In his pre-election Budget, the Chancellor announced that there would be a consultation on the use of deeds of variation. This review would form a part of a wider review on tax avoidance strategies. An opportunistic quip following the sensationalist reporting that Ed Milliband’s mother entered into a deed of variation or something to be concerned about?

During the pre-election Budget earlier in the year, the Chancellor announced that the government intended to carry out a review into the use of deeds of variation, but gave no clue as to what this review would cover or what the objectives were. The consultation entitled “Review looking at the use of Deeds of Variation (DoV) for tax purposes” was launched on 15 July 2015.

Deeds of variation can presently be made within two years of a death, to re-organise the terms of the deceased person’s Will (or intestacy if there is no Will). The original beneficiary can choose to have the change treated as if it were made in the Will and taking effect from the date of death, which attracts favourable inheritance and capital gains tax treatment. It is often used to enable an adult beneficiary to redirect their inheritance to their children – thereby avoiding the second chunk of inheritance tax which HM Revenue & Customs would otherwise get when the adult beneficiary dies.
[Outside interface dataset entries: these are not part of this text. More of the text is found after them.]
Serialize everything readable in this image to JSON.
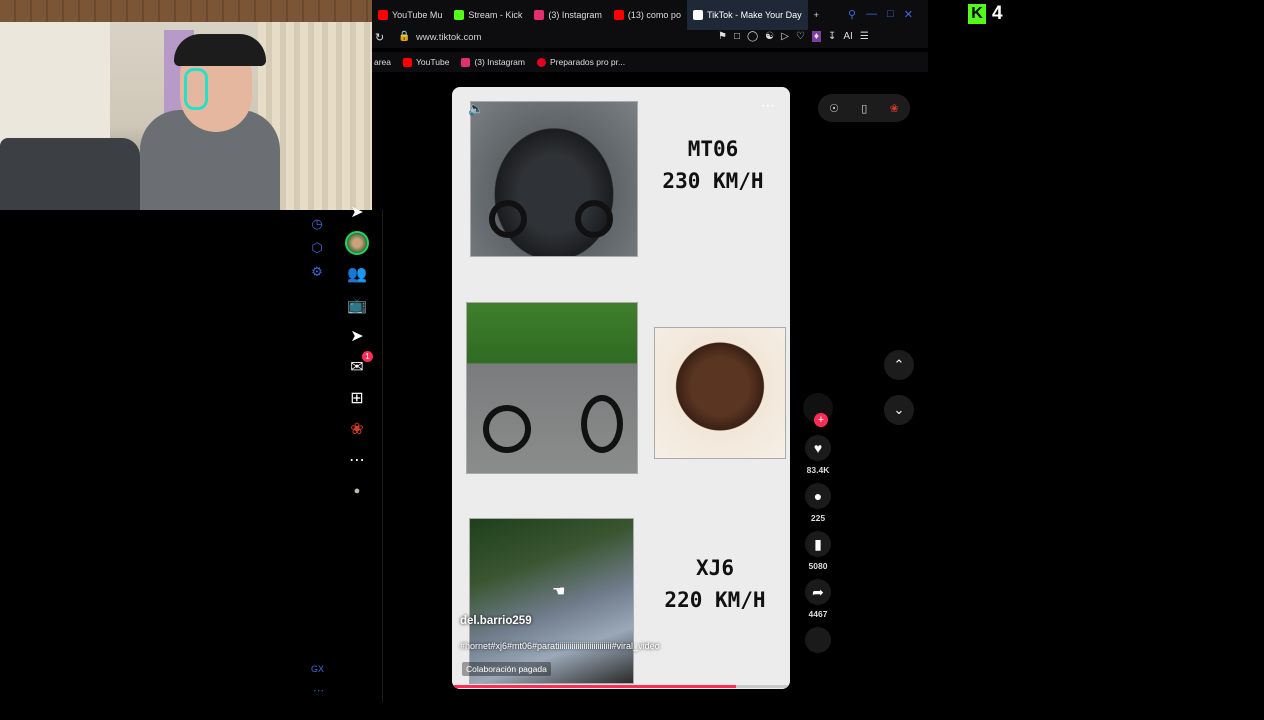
{
  "tabs": [
    {
      "label": "YouTube Mu",
      "icon": "youtube-music-icon",
      "color": "#ff0000"
    },
    {
      "label": "Stream - Kick",
      "icon": "kick-icon",
      "color": "#53fc18"
    },
    {
      "label": "(3) Instagram",
      "icon": "instagram-icon",
      "color": "#e1306c"
    },
    {
      "label": "(13) como po",
      "icon": "youtube-icon",
      "color": "#ff0000"
    },
    {
      "label": "TikTok - Make Your Day",
      "icon": "tiktok-icon",
      "color": "#ffffff",
      "active": true
    }
  ],
  "address": {
    "url": "www.tiktok.com"
  },
  "bookmarks": [
    {
      "label": "area",
      "icon": "",
      "color": ""
    },
    {
      "label": "YouTube",
      "icon": "youtube-icon",
      "color": "#ff0000"
    },
    {
      "label": "(3) Instagram",
      "icon": "instagram-icon",
      "color": "#e1306c"
    },
    {
      "label": "Preparados pro pr...",
      "icon": "pinterest-icon",
      "color": "#e60023"
    }
  ],
  "video": {
    "spec_top_model": "MT06",
    "spec_top_speed": "230 KM/H",
    "spec_bottom_model": "XJ6",
    "spec_bottom_speed": "220 KM/H",
    "username": "del.barrio259",
    "hashtags": "#hornet#xj6#mt06#paratiiiiiiiiiiiiiiiiiiiiiiiiiii#viral_video",
    "paid_label": "Colaboración pagada",
    "progress": 0.84
  },
  "actions": {
    "likes": "83.4K",
    "comments": "225",
    "saves": "5080",
    "shares": "4467"
  },
  "sidebar": {
    "gx_label": "GX",
    "messages_badge": "1"
  },
  "kick_overlay": {
    "count": "4"
  },
  "colors": {
    "accent": "#fe2c55",
    "kick": "#53fc18",
    "opera_blue": "#3a6bd8"
  }
}
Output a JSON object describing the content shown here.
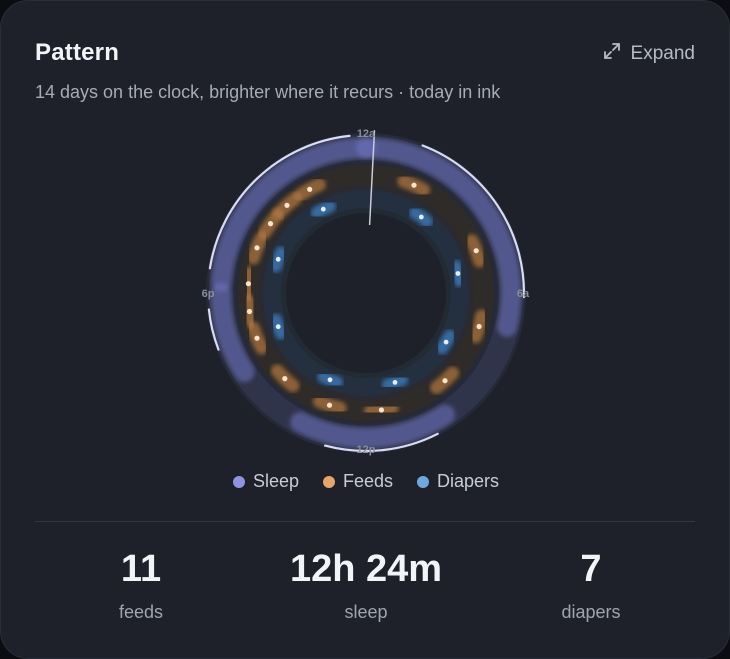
{
  "header": {
    "title": "Pattern",
    "subtitle": "14 days on the clock, brighter where it recurs · today in ink",
    "expand_label": "Expand"
  },
  "clock": {
    "labels": {
      "top": "12a",
      "right": "6a",
      "bottom": "12p",
      "left": "6p"
    },
    "now_hour": 0.2
  },
  "legend": [
    {
      "label": "Sleep",
      "color": "#8f94e0"
    },
    {
      "label": "Feeds",
      "color": "#e6a46a"
    },
    {
      "label": "Diapers",
      "color": "#6fa8dc"
    }
  ],
  "stats": [
    {
      "value": "11",
      "label": "feeds"
    },
    {
      "value": "12h 24m",
      "label": "sleep"
    },
    {
      "value": "7",
      "label": "diapers"
    }
  ],
  "pattern": {
    "sleep_history": [
      [
        18.3,
        24
      ],
      [
        0,
        6.9
      ],
      [
        9.8,
        13.8
      ],
      [
        15.8,
        18.0
      ]
    ],
    "sleep_today": [
      [
        18.6,
        23.6
      ],
      [
        1.4,
        6.1
      ],
      [
        10.2,
        13.0
      ],
      [
        16.6,
        17.6
      ]
    ],
    "feeds_hours": [
      1.6,
      4.6,
      7.1,
      9.2,
      11.5,
      13.2,
      14.9,
      16.5,
      17.4,
      18.3,
      19.5,
      20.4,
      21.2,
      22.1
    ],
    "diapers_hours": [
      2.4,
      5.2,
      8.1,
      10.8,
      13.5,
      16.6,
      19.4,
      22.2
    ]
  }
}
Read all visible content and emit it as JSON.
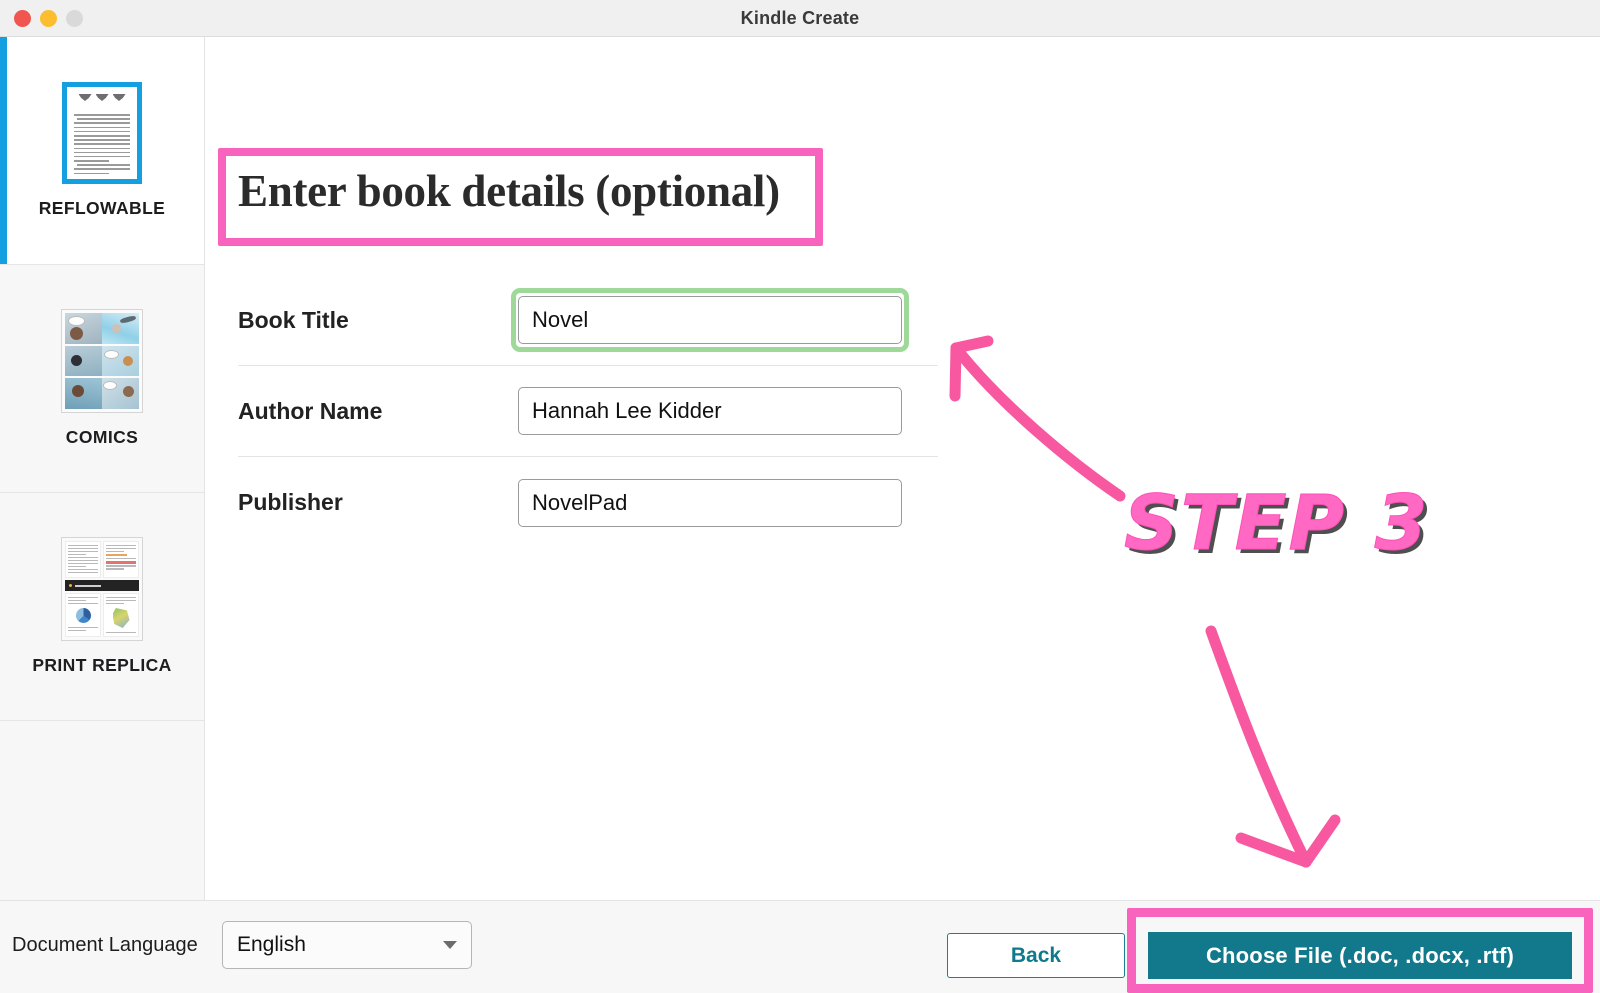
{
  "window": {
    "title": "Kindle Create",
    "traffic_lights": [
      "close",
      "minimize",
      "zoom"
    ]
  },
  "sidebar": {
    "items": [
      {
        "id": "reflowable",
        "label": "REFLOWABLE",
        "selected": true
      },
      {
        "id": "comics",
        "label": "COMICS",
        "selected": false
      },
      {
        "id": "print-replica",
        "label": "PRINT REPLICA",
        "selected": false
      }
    ]
  },
  "main": {
    "heading": "Enter book details (optional)",
    "fields": [
      {
        "id": "book-title",
        "label": "Book Title",
        "value": "Novel",
        "highlighted": true
      },
      {
        "id": "author-name",
        "label": "Author Name",
        "value": "Hannah Lee Kidder",
        "highlighted": false
      },
      {
        "id": "publisher",
        "label": "Publisher",
        "value": "NovelPad",
        "highlighted": false
      }
    ]
  },
  "bottom_bar": {
    "language_label": "Document Language",
    "language_value": "English",
    "back_label": "Back",
    "choose_file_label": "Choose File  (.doc, .docx, .rtf)"
  },
  "annotations": {
    "step_text": "STEP 3",
    "highlight_color": "#f763bd",
    "step_color": "#ff69c4",
    "field_highlight_color": "#9ed99a",
    "selected_tab_color": "#14a0e0",
    "accent_teal": "#11798b"
  }
}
Many people have a Will which contains a discretionary trust. This may be of the whole estate or it could be limited to the nil rate band (£325,000 for 2015/16 and frozen at that level until at least 2020/21). At present, the trustees of the discretionary trust can make payments from the trust within 2 years of the death, taking advantage of hindsight at the date of death as to the tax situation and family needs. Again, this arrangement attracts favourable tax treatment, but, for now, is not the subject of this review.

The government has asked for views about the use and effect of deeds of variation in order to get a better understanding of them and to inform their review. Of all the tax related consultations the government has issued in the past, this has to be one of the most vague that we have seen. The government has produced a very bland questionnaire consisting of 7 multiple choice questions and two allowing for open-ended responses. We cannot imagine that many stakeholders will be motivated to respond. This call for evidence ends on 7 October 2015, after which the government will no doubt inform the public of the next steps in its review.

We shall have to keep a watching brief on this review, but for the time being, deeds of variation remain a permitted means of tax and succession planning.